TASK REQUIREMENTS:
Lines that contain "Rogan" are to be copied from the material, every one of them.

ENTRIES PROVIDED:
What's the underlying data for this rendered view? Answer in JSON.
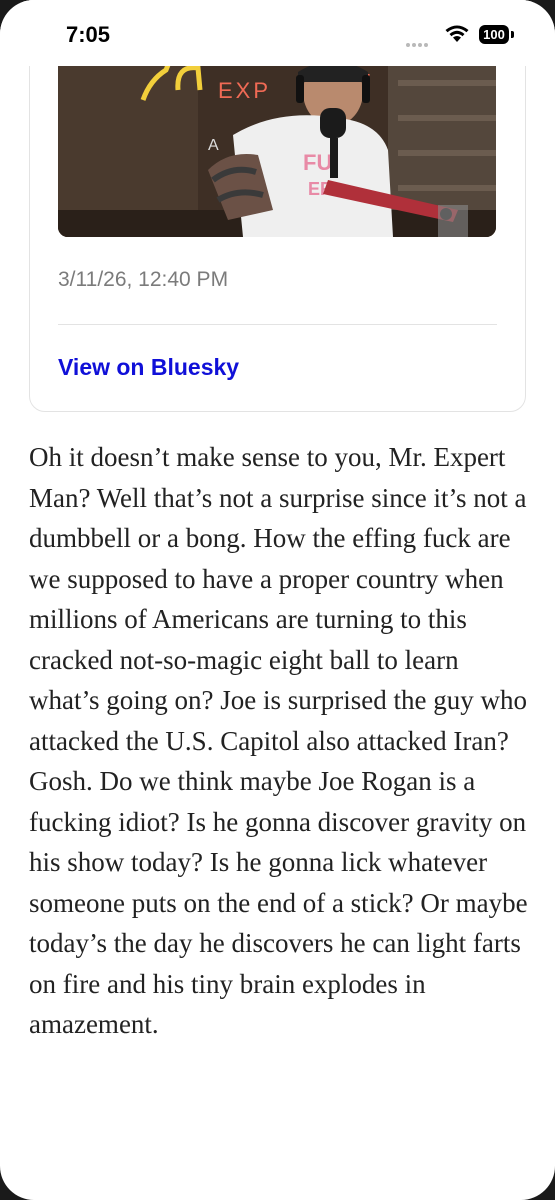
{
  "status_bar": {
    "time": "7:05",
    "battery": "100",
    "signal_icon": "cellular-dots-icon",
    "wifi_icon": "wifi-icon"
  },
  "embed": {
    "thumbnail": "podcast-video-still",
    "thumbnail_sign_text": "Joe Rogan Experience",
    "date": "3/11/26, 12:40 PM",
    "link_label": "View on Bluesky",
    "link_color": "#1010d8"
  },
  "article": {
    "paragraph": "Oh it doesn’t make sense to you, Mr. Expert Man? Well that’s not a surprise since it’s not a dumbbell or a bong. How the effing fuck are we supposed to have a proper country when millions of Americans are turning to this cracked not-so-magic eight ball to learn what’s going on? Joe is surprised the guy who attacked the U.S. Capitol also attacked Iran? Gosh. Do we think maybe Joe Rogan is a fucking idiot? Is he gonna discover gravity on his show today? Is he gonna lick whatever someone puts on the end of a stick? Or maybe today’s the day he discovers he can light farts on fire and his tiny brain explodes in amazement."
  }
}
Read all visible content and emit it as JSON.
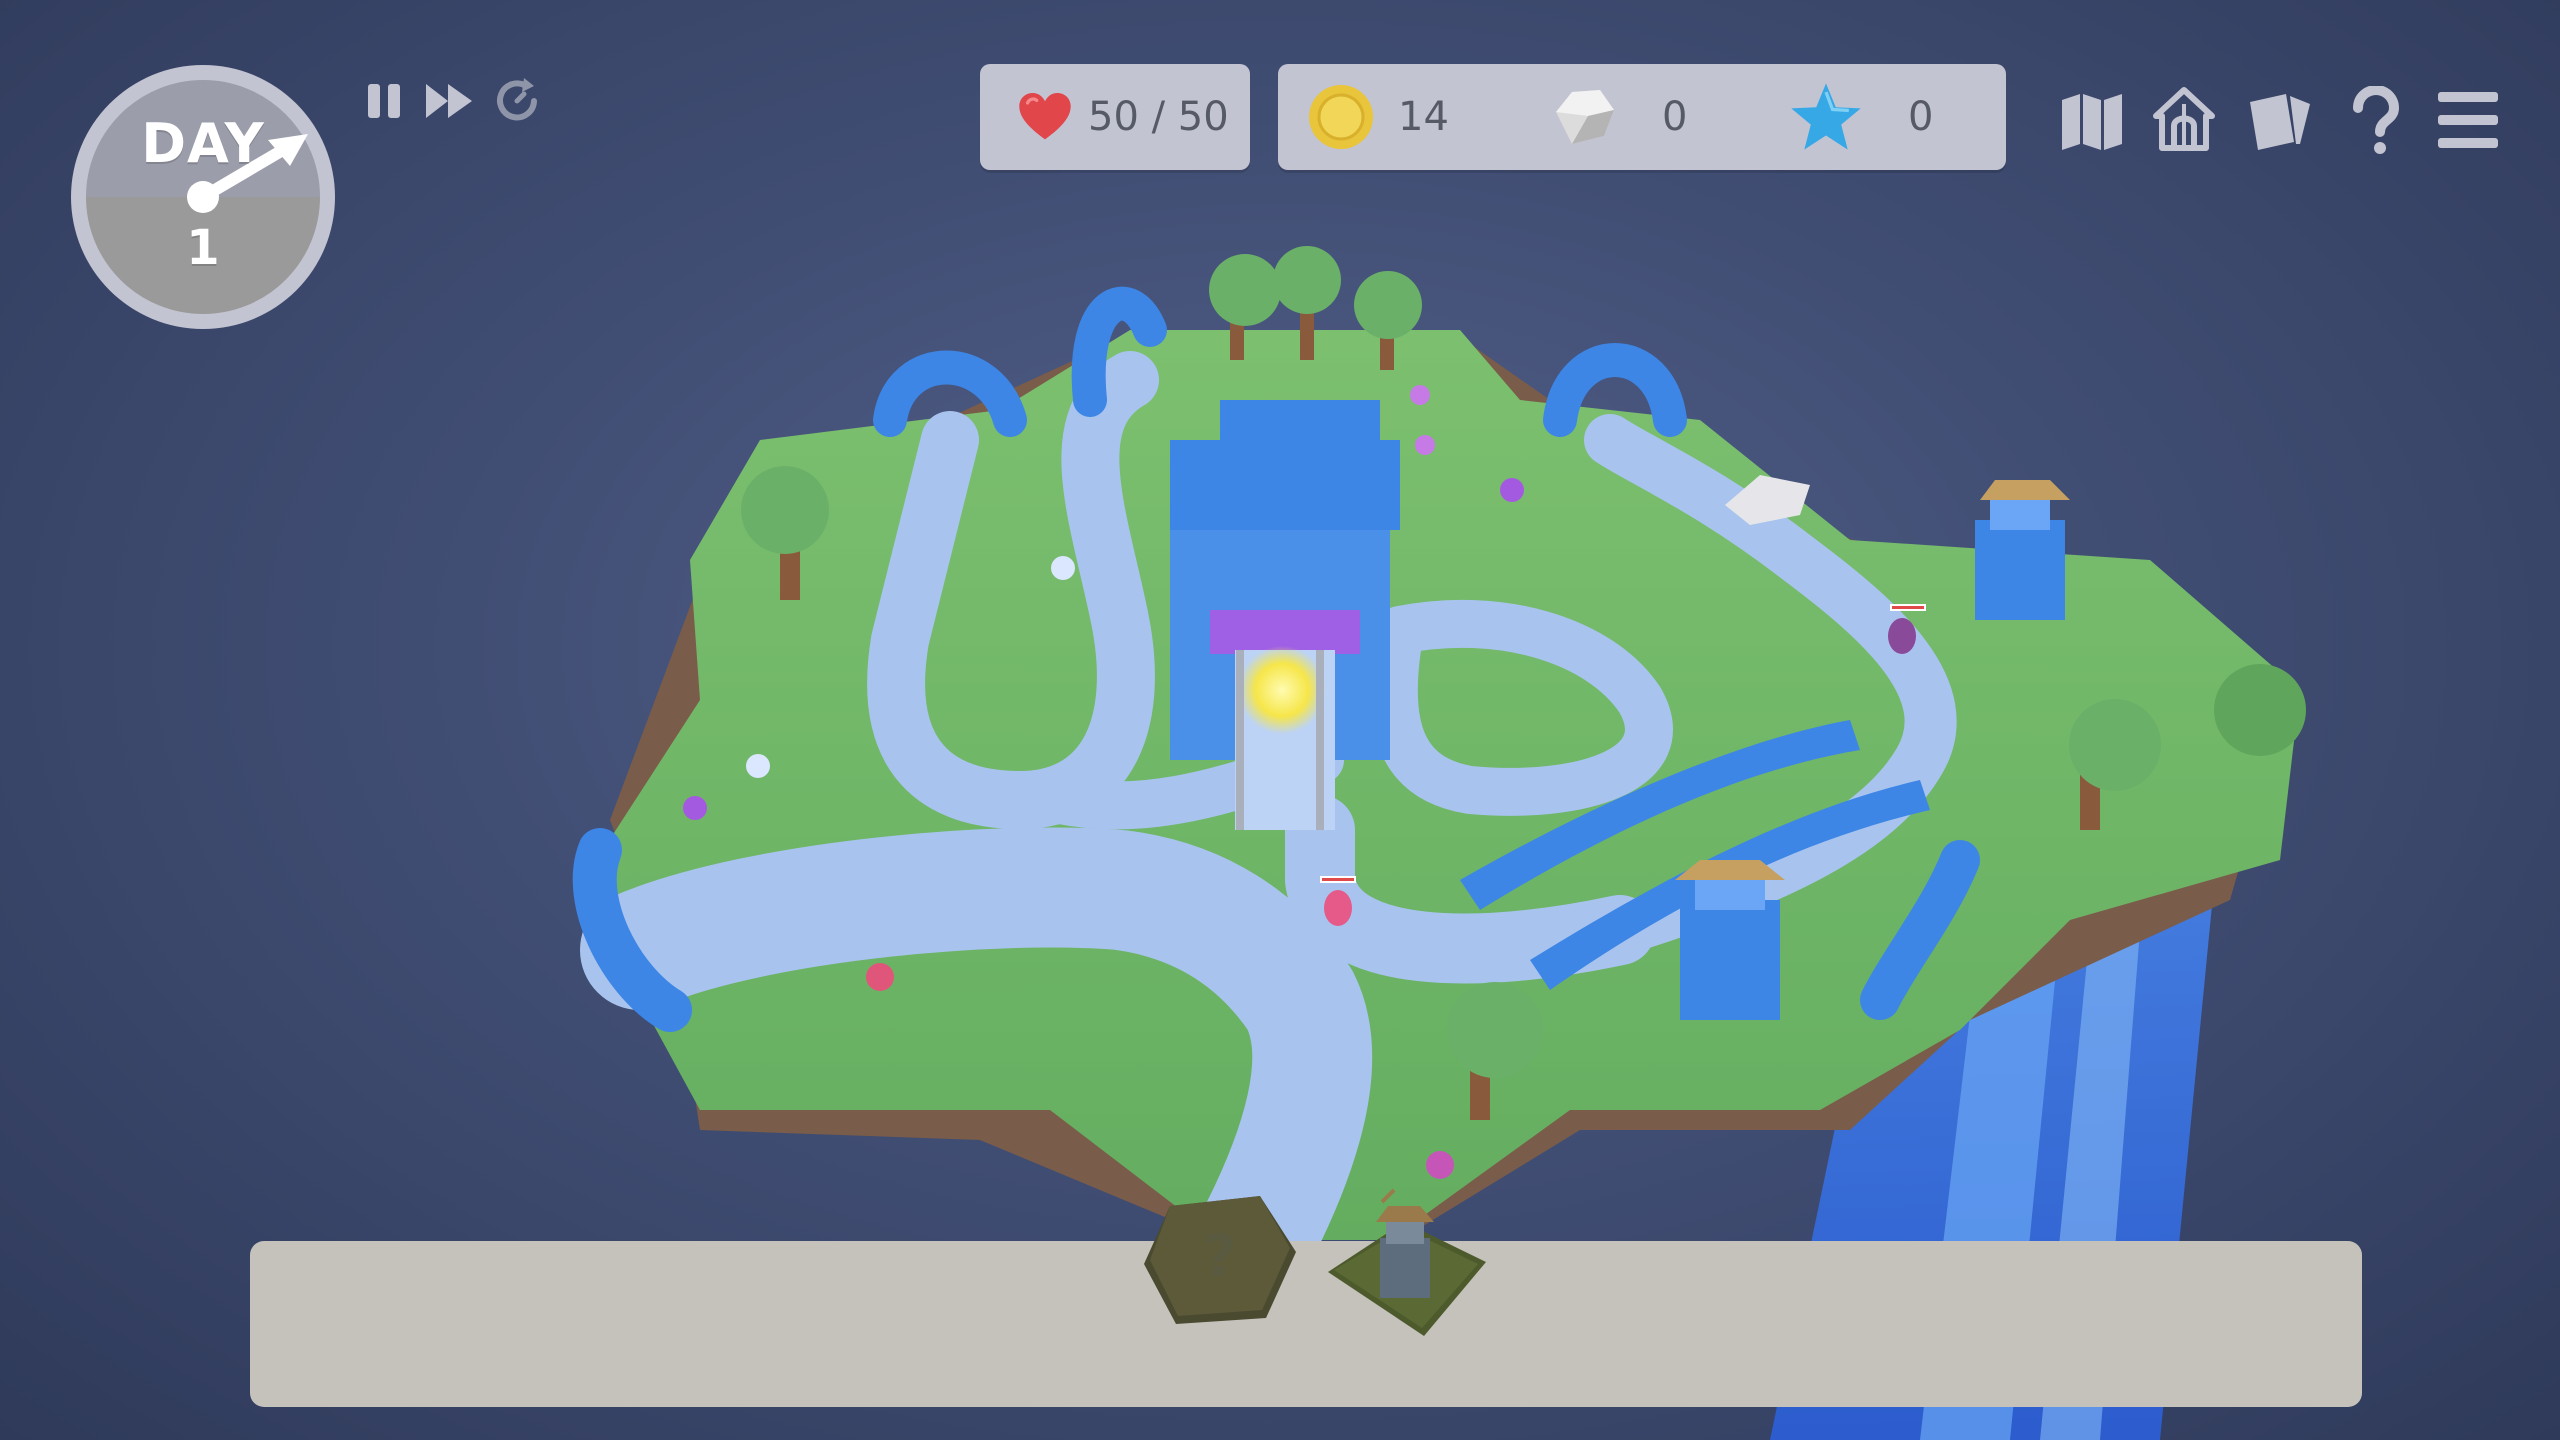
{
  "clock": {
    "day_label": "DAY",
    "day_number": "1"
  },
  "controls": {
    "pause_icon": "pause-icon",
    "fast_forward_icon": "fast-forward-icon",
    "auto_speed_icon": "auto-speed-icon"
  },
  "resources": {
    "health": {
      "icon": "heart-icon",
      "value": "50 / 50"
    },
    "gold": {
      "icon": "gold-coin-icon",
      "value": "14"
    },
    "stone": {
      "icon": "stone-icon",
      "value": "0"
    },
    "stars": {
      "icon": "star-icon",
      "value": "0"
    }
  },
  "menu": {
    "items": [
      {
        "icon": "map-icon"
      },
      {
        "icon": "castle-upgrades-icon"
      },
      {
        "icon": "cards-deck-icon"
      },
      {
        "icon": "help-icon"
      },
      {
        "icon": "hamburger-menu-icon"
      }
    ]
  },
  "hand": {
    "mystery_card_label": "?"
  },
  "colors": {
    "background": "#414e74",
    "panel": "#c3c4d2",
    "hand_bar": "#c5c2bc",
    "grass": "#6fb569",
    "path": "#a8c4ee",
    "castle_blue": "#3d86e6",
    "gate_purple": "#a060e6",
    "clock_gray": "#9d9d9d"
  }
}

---

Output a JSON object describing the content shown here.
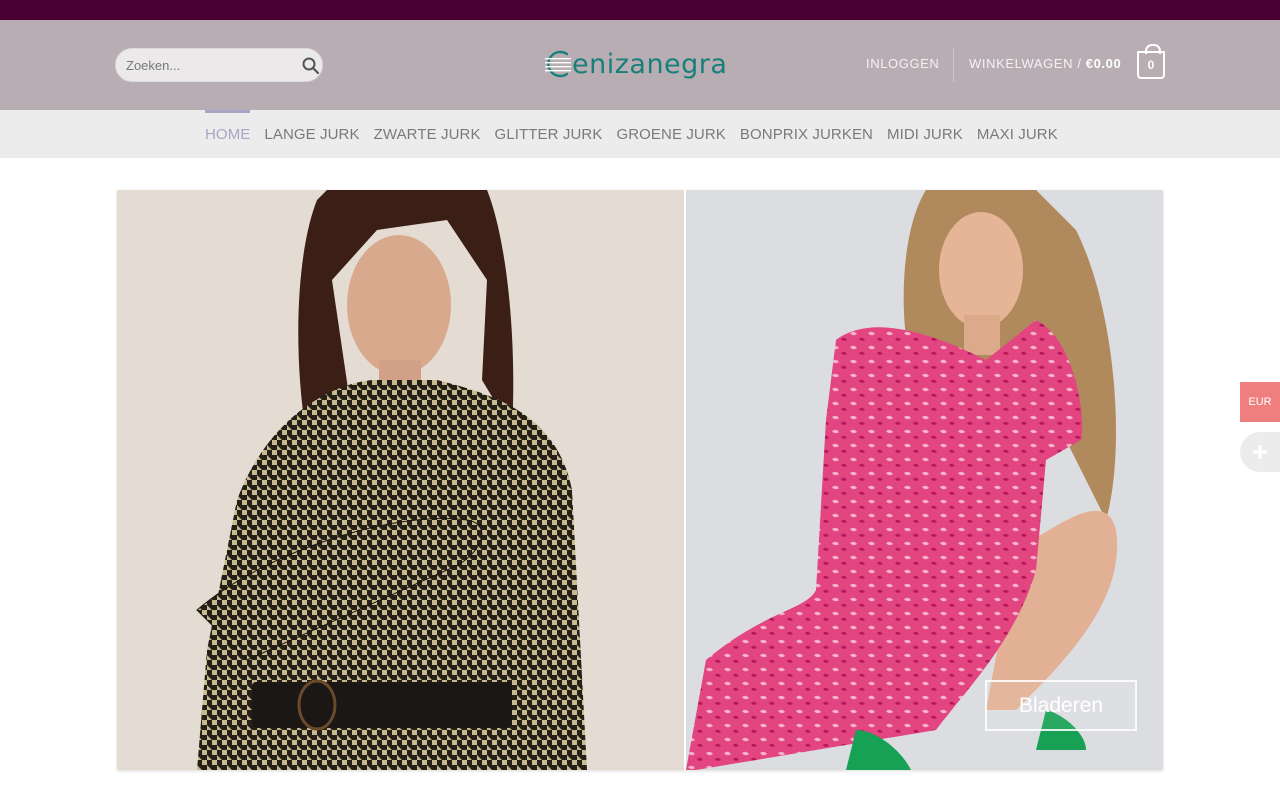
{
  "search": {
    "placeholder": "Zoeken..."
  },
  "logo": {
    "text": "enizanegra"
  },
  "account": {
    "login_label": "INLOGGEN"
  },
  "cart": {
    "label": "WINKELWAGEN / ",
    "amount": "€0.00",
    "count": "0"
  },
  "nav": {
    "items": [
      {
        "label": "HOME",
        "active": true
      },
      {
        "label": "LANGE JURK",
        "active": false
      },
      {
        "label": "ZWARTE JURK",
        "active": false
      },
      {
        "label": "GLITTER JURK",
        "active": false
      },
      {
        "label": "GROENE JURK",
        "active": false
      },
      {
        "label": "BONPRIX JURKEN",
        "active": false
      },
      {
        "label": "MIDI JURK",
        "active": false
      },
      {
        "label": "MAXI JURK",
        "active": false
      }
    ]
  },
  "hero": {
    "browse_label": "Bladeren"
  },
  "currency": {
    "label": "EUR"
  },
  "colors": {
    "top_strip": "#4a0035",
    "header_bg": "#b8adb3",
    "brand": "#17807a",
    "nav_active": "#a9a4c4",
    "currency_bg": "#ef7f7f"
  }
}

TASK RESULT:
    "thumbnail_sign_text": "Joe Rogan Experience",
    "paragraph": "Oh it doesn’t make sense to you, Mr. Expert Man? Well that’s not a surprise since it’s not a dumbbell or a bong. How the effing fuck are we supposed to have a proper country when millions of Americans are turning to this cracked not-so-magic eight ball to learn what’s going on? Joe is surprised the guy who attacked the U.S. Capitol also attacked Iran? Gosh. Do we think maybe Joe Rogan is a fucking idiot? Is he gonna discover gravity on his show today? Is he gonna lick whatever someone puts on the end of a stick? Or maybe today’s the day he discovers he can light farts on fire and his tiny brain explodes in amazement."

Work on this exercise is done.